* [RECORDS]:
= = = = =

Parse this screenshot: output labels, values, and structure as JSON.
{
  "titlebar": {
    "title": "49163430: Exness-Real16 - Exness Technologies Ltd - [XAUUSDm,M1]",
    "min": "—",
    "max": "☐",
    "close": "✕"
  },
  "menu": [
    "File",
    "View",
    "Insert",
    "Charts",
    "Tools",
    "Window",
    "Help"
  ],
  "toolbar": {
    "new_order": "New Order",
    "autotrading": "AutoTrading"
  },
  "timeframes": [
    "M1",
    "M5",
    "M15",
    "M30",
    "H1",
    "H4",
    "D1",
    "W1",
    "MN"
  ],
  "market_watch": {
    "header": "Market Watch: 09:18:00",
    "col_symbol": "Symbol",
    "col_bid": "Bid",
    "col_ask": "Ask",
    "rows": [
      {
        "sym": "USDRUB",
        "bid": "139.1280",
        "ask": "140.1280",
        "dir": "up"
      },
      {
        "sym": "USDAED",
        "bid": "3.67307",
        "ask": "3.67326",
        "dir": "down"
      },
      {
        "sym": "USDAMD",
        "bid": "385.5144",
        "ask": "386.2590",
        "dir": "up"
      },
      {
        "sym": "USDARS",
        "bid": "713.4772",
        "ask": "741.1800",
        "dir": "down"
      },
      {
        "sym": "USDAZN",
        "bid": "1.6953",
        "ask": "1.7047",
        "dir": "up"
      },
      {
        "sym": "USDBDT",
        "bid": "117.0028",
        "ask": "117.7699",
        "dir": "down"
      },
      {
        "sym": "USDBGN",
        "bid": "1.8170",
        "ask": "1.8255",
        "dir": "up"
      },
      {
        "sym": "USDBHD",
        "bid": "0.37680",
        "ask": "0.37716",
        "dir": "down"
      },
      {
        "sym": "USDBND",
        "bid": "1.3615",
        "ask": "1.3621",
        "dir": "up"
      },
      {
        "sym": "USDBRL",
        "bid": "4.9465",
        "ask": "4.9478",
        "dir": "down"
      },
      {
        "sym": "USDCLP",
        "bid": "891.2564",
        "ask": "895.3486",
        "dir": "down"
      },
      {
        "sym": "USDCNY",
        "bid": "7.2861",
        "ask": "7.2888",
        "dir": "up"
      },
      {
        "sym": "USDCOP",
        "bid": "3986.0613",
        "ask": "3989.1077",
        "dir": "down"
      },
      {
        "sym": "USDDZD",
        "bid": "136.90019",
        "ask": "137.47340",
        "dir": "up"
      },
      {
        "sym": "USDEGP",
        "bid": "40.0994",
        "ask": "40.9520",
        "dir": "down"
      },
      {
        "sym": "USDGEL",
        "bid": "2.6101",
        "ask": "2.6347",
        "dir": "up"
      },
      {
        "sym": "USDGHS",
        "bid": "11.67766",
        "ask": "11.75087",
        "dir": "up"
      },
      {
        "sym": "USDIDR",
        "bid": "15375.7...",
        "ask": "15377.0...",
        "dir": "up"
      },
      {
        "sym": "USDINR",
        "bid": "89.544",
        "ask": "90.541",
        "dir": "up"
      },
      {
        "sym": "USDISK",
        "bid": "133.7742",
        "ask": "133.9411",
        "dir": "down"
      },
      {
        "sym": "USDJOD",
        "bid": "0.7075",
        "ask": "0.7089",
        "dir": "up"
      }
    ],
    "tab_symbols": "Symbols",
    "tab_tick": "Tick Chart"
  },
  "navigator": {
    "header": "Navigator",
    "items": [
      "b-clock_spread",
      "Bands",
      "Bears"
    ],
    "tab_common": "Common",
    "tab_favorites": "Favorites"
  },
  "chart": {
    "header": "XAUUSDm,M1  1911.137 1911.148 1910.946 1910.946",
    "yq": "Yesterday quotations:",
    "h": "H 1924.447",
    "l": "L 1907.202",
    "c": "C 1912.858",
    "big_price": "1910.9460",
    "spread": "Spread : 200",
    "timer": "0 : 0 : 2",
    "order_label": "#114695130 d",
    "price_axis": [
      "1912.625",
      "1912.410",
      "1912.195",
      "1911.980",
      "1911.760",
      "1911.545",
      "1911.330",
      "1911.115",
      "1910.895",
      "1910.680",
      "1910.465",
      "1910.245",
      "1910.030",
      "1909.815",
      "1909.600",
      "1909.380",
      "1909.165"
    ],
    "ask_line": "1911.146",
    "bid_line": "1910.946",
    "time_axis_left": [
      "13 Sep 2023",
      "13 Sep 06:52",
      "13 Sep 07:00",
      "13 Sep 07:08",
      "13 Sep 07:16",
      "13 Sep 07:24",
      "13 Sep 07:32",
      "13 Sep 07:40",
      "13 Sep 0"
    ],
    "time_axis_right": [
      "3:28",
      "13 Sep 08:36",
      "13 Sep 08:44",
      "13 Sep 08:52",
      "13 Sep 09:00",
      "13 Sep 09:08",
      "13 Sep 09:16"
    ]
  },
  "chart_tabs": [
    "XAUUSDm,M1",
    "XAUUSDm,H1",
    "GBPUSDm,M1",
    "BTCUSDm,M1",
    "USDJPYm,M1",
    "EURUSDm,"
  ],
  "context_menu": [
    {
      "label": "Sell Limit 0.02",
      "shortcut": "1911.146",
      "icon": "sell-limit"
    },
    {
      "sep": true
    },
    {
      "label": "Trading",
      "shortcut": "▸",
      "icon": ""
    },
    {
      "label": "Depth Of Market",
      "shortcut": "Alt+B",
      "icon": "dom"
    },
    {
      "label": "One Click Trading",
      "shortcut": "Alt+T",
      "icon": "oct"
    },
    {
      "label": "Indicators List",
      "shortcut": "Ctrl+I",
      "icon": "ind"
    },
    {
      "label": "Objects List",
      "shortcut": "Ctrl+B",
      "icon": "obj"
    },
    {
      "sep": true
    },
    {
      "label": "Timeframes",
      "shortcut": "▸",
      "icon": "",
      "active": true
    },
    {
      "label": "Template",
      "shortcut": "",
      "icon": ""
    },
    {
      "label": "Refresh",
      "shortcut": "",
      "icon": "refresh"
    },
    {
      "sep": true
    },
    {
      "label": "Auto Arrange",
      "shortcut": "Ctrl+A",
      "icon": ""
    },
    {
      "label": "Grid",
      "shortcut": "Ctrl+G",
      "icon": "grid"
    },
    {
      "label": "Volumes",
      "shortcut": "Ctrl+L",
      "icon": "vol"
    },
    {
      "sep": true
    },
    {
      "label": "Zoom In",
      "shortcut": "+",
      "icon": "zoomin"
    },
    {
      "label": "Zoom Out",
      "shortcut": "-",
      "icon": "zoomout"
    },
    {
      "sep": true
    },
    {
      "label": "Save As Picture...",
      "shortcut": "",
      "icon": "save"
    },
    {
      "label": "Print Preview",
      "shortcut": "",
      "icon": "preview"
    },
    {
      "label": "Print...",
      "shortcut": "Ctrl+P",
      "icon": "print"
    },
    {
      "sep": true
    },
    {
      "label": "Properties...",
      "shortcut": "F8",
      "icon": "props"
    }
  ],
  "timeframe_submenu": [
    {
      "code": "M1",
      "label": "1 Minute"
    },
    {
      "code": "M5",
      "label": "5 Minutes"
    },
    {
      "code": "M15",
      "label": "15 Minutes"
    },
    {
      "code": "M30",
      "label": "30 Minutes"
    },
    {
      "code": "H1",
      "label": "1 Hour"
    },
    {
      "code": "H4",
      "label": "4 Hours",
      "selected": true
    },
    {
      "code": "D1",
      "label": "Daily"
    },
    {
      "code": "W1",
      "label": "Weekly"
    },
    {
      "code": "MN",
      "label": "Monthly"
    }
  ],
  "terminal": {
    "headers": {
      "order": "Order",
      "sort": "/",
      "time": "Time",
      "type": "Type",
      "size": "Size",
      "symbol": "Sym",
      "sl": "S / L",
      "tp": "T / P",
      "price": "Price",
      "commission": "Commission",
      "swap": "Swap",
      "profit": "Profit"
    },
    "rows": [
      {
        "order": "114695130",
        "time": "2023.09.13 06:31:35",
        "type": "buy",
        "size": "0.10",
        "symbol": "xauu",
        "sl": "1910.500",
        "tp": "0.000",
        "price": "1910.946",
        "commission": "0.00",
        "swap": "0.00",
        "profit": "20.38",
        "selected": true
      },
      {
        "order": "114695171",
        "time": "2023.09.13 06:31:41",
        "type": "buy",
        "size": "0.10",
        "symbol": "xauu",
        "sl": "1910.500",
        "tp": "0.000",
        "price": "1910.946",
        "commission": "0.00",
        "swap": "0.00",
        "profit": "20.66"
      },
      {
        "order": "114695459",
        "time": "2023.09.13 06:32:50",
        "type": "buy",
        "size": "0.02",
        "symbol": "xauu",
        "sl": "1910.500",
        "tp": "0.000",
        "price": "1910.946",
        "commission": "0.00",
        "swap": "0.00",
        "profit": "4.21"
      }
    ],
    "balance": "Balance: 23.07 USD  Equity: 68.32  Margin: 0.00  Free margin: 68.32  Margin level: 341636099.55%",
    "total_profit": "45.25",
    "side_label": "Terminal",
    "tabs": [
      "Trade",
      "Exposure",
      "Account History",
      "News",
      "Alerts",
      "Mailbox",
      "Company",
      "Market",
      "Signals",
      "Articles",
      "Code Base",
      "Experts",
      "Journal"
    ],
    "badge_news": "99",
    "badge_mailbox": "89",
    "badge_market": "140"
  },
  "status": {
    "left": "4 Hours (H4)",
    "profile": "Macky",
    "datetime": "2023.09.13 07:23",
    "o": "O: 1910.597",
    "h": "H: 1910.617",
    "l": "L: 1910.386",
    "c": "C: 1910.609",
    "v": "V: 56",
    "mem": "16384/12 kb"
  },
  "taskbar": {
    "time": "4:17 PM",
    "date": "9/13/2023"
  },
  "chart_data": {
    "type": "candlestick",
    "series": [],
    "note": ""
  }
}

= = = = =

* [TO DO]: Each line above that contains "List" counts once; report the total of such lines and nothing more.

* [EXERCISE OUTPUT]: 2